  • Develop evidence-based intervention plans specific to the service delivery goals.
  • Implement interventions informed by the current scientific literature, assessment findings, diversity characteristics, and contextual variables.
  • Demonstrate the ability to apply the relevant research literature to clinical decision making.
  • Modify and adapt evidence-based approaches effectively when a clear evidence-base is lacking.
  • Evaluate intervention effectiveness, and adapt intervention goals and methods consistent with ongoing evaluation.


  • Demonstrate knowledge of supervision models and practices.

 (Consultation and interprofessional/interdisciplinary skills.)

  • Demonstrate knowledge and respect for the roles and perspectives of other professions.
  • Demonstrates knowledge of consultation models and practices.

Distal Student Learning Outcomes

Other more distal outcomes include:

  1. Graduates will be able to demonstrate having met core requirements necessary to be licensed in Arkansas as a Psychologist.
  2. Graduates will be able to demonstrate successful entrance into the mental health profession by obtaining employment.

Diversity and Multiculturalism: Its Importance

The program values cultural and individual diversity, which includes personal and demographic characteristics, as well as including (but not limited to) age, disability, ethnicity, gender, gender identity, language, national origin, race, religion, culture, sexual orientation, and social economic status. The program considers these aspects as valuable in recruitment and hiring, in teaching and training, and in providing practicum and internship experiences. At the core of these values lies respect for the person, and we are dedicated to insuring that the program supports this approach. For more details, follow this link to Institutional Diversity at UCA.

Courses, Practica, Internships, and Dissertation

The program of study is typically five years (120 credit hours). Four years are spent in full-time coursework at UCA, and the fifth year is a full-time professional psychology internship.

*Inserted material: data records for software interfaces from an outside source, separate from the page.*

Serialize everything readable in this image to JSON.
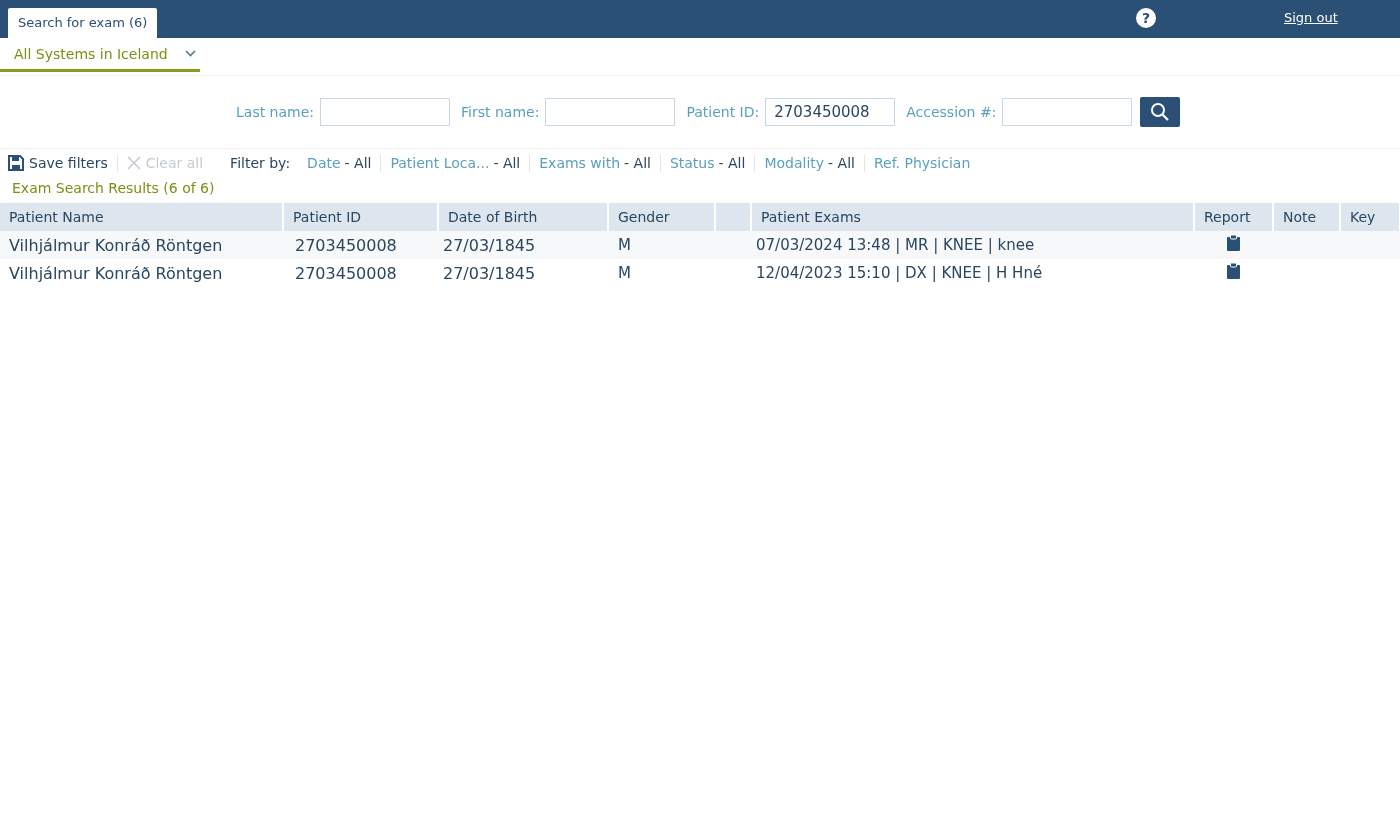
{
  "tabs": [
    {
      "label": "Search for exam (6)",
      "selected": true
    }
  ],
  "header": {
    "help": "?",
    "sign_out": "Sign out"
  },
  "system_selector": {
    "value": "All Systems in Iceland"
  },
  "search_fields": [
    {
      "label": "Last name:"
    },
    {
      "label": "First name:"
    },
    {
      "label": "Patient ID:",
      "value": "2703450008"
    },
    {
      "label": "Accession #:"
    }
  ],
  "toolbar": {
    "save_filters": "Save filters",
    "clear_all": "Clear all",
    "clear_all_disabled": true,
    "filter_by": "Filter by:"
  },
  "filters": [
    {
      "label": "Date",
      "value": "- All"
    },
    {
      "label": "Patient Loca...",
      "value": "- All"
    },
    {
      "label": "Exams with",
      "value": "- All"
    },
    {
      "label": "Status",
      "value": "- All"
    },
    {
      "label": "Modality",
      "value": "- All"
    },
    {
      "label": "Ref. Physician"
    }
  ],
  "results_title": "Exam Search Results (6 of 6)",
  "table": {
    "columns": [
      "Patient Name",
      "Patient ID",
      "Date of Birth",
      "Gender",
      null,
      "Patient Exams",
      "Report",
      "Note",
      "Key"
    ],
    "rows": [
      {
        "name": "Vilhjálmur Konráð Röntgen",
        "patient_id": "2703450008",
        "dob": "27/03/1845",
        "gender": "M",
        "exams": "07/03/2024 13:48 | MR | KNEE | knee",
        "report": true
      },
      {
        "name": "Vilhjálmur Konráð Röntgen",
        "patient_id": "2703450008",
        "dob": "27/03/1845",
        "gender": "M",
        "exams": "12/04/2023 15:10 | DX | KNEE | H Hné",
        "report": true
      }
    ]
  }
}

Graduates will be prepared to provide evidence-based assessment and treatment services and to conduct research in clinical and university settings.

Research requirement

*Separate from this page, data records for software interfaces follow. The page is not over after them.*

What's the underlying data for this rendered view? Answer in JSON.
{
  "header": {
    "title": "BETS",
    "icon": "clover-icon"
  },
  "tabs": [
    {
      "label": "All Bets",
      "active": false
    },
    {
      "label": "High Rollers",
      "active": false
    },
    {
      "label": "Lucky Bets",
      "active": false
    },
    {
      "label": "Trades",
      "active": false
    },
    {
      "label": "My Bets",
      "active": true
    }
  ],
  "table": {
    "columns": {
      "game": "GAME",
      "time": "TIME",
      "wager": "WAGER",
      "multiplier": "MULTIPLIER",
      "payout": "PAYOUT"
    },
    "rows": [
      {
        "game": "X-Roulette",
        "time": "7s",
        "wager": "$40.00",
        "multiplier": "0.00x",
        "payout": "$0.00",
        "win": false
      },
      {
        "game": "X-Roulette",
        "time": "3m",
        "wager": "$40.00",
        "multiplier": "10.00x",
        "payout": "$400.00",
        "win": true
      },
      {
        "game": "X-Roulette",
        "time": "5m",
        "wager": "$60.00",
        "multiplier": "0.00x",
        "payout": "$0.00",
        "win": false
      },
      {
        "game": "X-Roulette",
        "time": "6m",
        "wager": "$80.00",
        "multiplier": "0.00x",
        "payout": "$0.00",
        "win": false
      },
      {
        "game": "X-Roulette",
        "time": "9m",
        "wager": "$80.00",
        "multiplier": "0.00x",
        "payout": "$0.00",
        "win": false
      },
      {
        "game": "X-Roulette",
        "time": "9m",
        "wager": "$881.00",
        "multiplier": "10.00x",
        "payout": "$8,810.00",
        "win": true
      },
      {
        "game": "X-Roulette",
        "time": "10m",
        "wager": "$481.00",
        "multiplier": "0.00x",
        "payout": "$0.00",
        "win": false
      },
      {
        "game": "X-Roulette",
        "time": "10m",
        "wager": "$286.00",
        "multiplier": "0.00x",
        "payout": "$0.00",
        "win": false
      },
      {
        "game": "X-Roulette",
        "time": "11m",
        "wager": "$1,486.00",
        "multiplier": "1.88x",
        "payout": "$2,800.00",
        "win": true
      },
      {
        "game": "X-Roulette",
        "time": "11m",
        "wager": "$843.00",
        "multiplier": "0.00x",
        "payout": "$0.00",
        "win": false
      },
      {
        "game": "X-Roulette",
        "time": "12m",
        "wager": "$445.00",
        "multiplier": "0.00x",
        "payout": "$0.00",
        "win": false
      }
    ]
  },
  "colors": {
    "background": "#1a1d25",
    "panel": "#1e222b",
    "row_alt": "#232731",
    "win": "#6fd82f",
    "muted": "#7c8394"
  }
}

Students are expected to join on-going core faculty research programs and labs:

  • Elson M. Bihm (Ph.D. in Counseling Psychology, Texas Tech University). Counseling psychology, developmental disorders, philosophical psychology, Director of Training.
  • J. Arthur Gillaspy, Jr. (Ph.D. in Counseling Psychology, Texas A & M University). Addictions.
  • Christina Jeffrey (Ph.D. in Counseling Psychology, Texas A & M University). Counseling supervision, multiculturalism.
  • R. Kevin Rowell (Ph.D. in Counseling Psychology, Texas A & M University). Mental health of elderly.
  • Femina Varghese (Ph.D. in Counseling Psychology, Texas Tech University). Offender employment and ethnicity, Director of Training.
  • Ryan Willard (Ph.D. in Counseling Psychology, University of Kansas).

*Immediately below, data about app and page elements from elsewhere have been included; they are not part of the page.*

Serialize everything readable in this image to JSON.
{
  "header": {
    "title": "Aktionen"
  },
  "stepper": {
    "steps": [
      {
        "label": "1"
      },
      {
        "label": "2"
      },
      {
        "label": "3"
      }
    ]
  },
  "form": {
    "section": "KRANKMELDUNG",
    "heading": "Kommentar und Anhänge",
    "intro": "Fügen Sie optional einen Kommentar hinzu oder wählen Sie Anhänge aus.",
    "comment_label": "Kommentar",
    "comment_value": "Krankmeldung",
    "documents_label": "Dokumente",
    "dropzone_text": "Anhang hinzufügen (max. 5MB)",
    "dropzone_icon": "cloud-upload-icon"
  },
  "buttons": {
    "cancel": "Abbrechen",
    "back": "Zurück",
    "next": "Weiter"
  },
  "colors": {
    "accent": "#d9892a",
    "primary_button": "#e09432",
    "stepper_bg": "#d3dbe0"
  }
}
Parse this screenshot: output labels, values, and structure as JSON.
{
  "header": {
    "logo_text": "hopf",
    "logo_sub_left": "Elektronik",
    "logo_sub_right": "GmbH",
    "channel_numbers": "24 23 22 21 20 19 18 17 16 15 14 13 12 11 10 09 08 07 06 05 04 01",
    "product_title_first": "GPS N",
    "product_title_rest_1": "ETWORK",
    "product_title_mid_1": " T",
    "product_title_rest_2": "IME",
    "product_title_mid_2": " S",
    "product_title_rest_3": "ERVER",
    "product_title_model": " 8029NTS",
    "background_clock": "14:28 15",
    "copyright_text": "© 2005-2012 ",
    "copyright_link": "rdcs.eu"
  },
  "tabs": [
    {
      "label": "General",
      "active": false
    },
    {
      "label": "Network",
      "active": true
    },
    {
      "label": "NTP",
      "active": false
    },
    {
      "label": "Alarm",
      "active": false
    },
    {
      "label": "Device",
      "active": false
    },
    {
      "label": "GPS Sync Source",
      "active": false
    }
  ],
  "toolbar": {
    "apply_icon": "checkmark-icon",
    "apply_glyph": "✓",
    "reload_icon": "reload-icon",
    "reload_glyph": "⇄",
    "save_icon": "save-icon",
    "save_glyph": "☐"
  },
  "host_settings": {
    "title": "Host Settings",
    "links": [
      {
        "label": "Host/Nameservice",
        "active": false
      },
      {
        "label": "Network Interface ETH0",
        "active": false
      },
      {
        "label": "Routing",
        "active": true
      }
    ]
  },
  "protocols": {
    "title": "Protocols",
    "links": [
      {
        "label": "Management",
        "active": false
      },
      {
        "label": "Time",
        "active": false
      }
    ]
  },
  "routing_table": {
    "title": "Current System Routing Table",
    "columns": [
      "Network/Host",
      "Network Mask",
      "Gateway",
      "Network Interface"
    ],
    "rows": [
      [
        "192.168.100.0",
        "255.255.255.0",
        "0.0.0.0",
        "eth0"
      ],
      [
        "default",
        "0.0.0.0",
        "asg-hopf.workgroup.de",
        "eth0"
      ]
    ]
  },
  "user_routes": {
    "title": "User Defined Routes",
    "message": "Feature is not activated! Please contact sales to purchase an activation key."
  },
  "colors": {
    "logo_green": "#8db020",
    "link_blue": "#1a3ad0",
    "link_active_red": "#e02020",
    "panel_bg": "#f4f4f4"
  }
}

APA Accreditation

The doctoral program in Counseling Psychology began in 2008 and is accredited by the American Psychological Association (APA).

Questions related to the program’s accredited status should be directed to the Commission on Accreditation, Office of Program Consultation and Accreditation, American Psychological Association, 750 1st Street, NE, Washington, DC 20002; Phone: (202) 336-5979 / Email: / Web:

 Program Handbooks

Doctoral Practicum Information and Forms

Doctoral Internship Forms

Other Forms for Students

Forms for Faculty

Professional Information and Organizations


Core Counseling Psychology Program Faculty

Other Psychology Faculty

To provide feedback about this web site, or for information about the program not addressed in this web site, please email Dr. Elson Bihm, Director of Training.

Group Photos from Previous Years

Counseling Faculty and Doctoral Students 2020-2021

Counseling Faculty and Doctoral Students, 2018-19


Counseling Doctoral Students, 2017-18